On January 25th, Bell Canada kicks off its “Let’s Talk” initiative to destigmatize mental illness. Historically, and until recently, mental health issues were regarded very differently than physical ailments. Society is sympathetic and accepting of those who have visible illnesses, however those who are struggling with mental health issues tend to be perceived as weak and lacking resilience. If someone is brave enough to seek help for issues like depression, anxiety, bipolar and eating disorders, substance abuse and ptsd, they are often told to “snap out of it “and that it is, ironically, “all in their head”.
Negative attitudes towards those who are struggling with mental health issues result in feelings of shame, disgrace and inadequacy, which prevent many people from seeking therapeutic interventions that they require. It is difficult for those who are suffering to find the courage to accept help and even more so for those in the military.
A soldier is expected to be strong mentally and physically. If a person chooses to enlist, then surely he/she understands the risks and perils that enlistment entails. The rationale is that a soldier knows that he/she could experience difficult battle situations and, therefore, should be prepared. Even those who are conscripted into the army like the young men and women of the IDF are expected, as well trained warriors who are equipped with the knowledge of, and proficient in, the art of war, to move on with their lives after traumatic experiences. It is a due to these presumptions and misconceptions that many IDF soldiers and discharged soldiers are unwilling to seek or receive treatment and thus suffer in silence. Furthermore, important factors that prevent Israeli soldiers from seeking care is concerns over maintaining their careers in the military, disapproval on a cultural level and a reluctance to be medicated.
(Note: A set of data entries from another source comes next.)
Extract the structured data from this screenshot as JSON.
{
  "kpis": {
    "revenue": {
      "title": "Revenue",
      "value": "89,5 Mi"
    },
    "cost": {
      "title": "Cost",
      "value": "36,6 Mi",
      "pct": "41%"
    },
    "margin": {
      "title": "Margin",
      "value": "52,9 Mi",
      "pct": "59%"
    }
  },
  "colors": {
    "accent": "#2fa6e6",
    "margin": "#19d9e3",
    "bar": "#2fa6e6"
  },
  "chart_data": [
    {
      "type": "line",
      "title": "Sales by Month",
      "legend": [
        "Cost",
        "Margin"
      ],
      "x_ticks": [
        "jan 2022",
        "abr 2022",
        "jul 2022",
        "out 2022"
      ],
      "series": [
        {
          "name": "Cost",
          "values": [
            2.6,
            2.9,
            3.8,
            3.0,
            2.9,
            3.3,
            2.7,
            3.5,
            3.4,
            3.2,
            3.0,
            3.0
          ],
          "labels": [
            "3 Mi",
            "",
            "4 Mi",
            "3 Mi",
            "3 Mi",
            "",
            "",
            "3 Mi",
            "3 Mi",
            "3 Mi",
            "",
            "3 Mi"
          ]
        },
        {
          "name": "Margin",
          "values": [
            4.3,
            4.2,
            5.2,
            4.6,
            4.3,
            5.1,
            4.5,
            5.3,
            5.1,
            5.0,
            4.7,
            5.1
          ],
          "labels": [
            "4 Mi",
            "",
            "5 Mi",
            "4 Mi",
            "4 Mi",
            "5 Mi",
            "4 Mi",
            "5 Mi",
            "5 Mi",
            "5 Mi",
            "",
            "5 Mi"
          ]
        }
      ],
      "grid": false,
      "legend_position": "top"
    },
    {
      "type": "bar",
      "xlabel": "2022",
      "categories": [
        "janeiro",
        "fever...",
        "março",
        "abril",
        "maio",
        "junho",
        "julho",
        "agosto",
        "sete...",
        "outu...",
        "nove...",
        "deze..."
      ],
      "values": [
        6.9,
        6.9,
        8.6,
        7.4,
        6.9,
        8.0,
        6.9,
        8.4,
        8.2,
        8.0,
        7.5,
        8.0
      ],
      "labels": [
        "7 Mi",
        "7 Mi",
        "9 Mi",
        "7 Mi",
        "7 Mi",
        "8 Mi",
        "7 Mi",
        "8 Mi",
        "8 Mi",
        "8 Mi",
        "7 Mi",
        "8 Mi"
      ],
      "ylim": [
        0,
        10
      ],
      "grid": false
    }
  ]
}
It is this systemic disapproval that makes interventions such as the Peace of Mind program critical to the well-being of Israel’s discharged combat soldiers. It allows those who participate in this initiative to discuss traumatic experiences in a safe environment, surrounded by those who fought along with them during the battle. Participants are able to unburden themselves and confront, amongst other things, feelings of survivor’s guilt, sadness and stress. Additionally, they receive coping mechanisms that can be implemented in daily life and during their reserve duty. The outcome is extraordinary and life changing for the vast majority of the men and women who participate in the program. Other discharged soldiers who are also suffering from their emotional/psychological battle wounds learn about the benefits of the program from past participants, and this word of mouth affirmation paves the way for more combat units to come forward.
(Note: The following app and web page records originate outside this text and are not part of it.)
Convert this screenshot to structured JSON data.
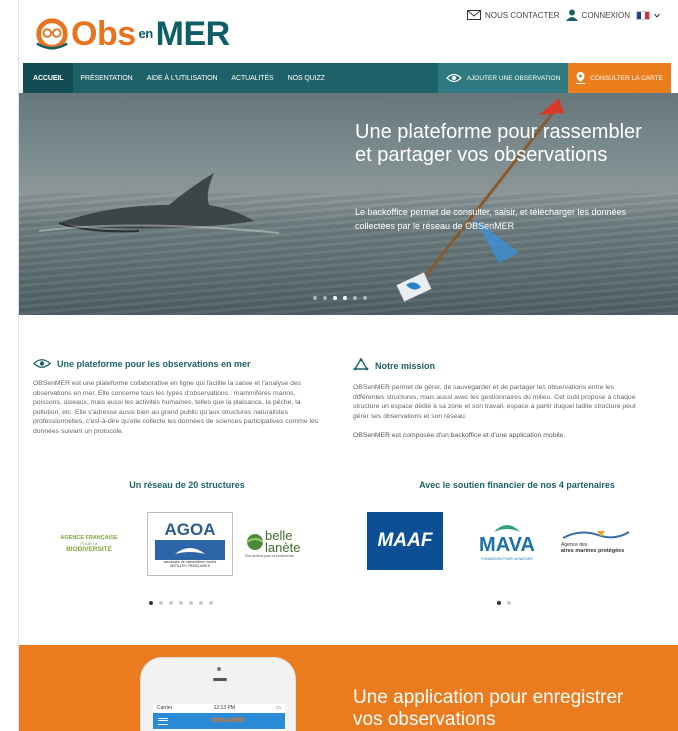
{
  "header": {
    "logo": {
      "part1": "Obs",
      "part2": "en",
      "part3": "MER"
    },
    "contact_label": "NOUS CONTACTER",
    "login_label": "CONNEXION",
    "flag_colors": [
      "#1f3d99",
      "#ffffff",
      "#e3262f"
    ]
  },
  "nav": {
    "items": [
      {
        "label": "ACCUEIL"
      },
      {
        "label": "PRÉSENTATION"
      },
      {
        "label": "AIDE À L'UTILISATION"
      },
      {
        "label": "ACTUALITÉS"
      },
      {
        "label": "NOS QUIZZ"
      }
    ],
    "add_label": "AJOUTER UNE OBSERVATION",
    "map_label": "CONSULTER LA CARTE"
  },
  "hero": {
    "title": "Une plateforme pour rassembler et partager vos observations",
    "text": "Le backoffice permet de consulter, saisir, et télécharger les données collectées par le réseau de OBSenMER",
    "slide_count": 6,
    "active_slide": 3
  },
  "platform": {
    "title": "Une plateforme pour les observations en mer",
    "text": "OBSenMER est une plateforme collaborative en ligne qui facilite la saisie et l'analyse des observations en mer. Elle concerne tous les types d'observations : mammifères marins, poissons, oiseaux, mais aussi les activités humaines, telles que la plaisance, la pêche, la pollution, etc. Elle s'adresse aussi bien au grand public qu'aux structures naturalistes professionnelles, c'est-à-dire qu'elle collecte les données de sciences participatives comme les données suivant un protocole."
  },
  "mission": {
    "title": "Notre mission",
    "text": "OBSenMER permet de gérer, de sauvegarder et de partager les observations entre les différentes structures, mais aussi avec les gestionnaires du milieu. Cet outil propose à chaque structure un espace dédié à sa zone et son travail, espace à partir duquel ladite structure peut gérer ses observations et son réseau.",
    "text2": "OBSenMER est composée d'un backoffice et d'une application mobile."
  },
  "network": {
    "title": "Un réseau de 20 structures",
    "logos": [
      {
        "line1": "AGENCE FRANÇAISE",
        "line2": "POUR LA",
        "line3": "BIODIVERSITÉ"
      },
      {
        "name": "AGOA",
        "caption": "sanctuaire de mammifères marins",
        "caption2": "ANTILLES FRANÇAISES"
      },
      {
        "name1": "belle",
        "name2": "lanète",
        "caption": "Des actions pour la biodiversité"
      }
    ],
    "dot_count": 7,
    "active_dot": 1
  },
  "partners": {
    "title": "Avec le soutien financier de nos 4 partenaires",
    "logos": [
      {
        "name": "MAAF"
      },
      {
        "name": "MAVA",
        "caption": "FONDATION POUR LA NATURE"
      },
      {
        "line1": "Agence des",
        "line2": "aires marines protégées"
      }
    ],
    "dot_count": 2,
    "active_dot": 1
  },
  "app_section": {
    "title": "Une application pour enregistrer vos observations",
    "phone": {
      "carrier": "Carrier",
      "time": "12:13 PM",
      "app_name": "OBSenMER"
    }
  },
  "colors": {
    "teal": "#1d6268",
    "orange": "#ea7b1e",
    "light_teal": "#2f7a80"
  }
}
Cultural and societal attitudes with regard to mental illness must change so that those who are shouldering the burden of wartime experiences are able to speak up without fear of reprisals, judgment and negative labels. Programs and initiatives that de stigmatize mental health issues is a vital step towards giving those voices that have been silenced far too long, an opportunity to be heard. Let’s talk.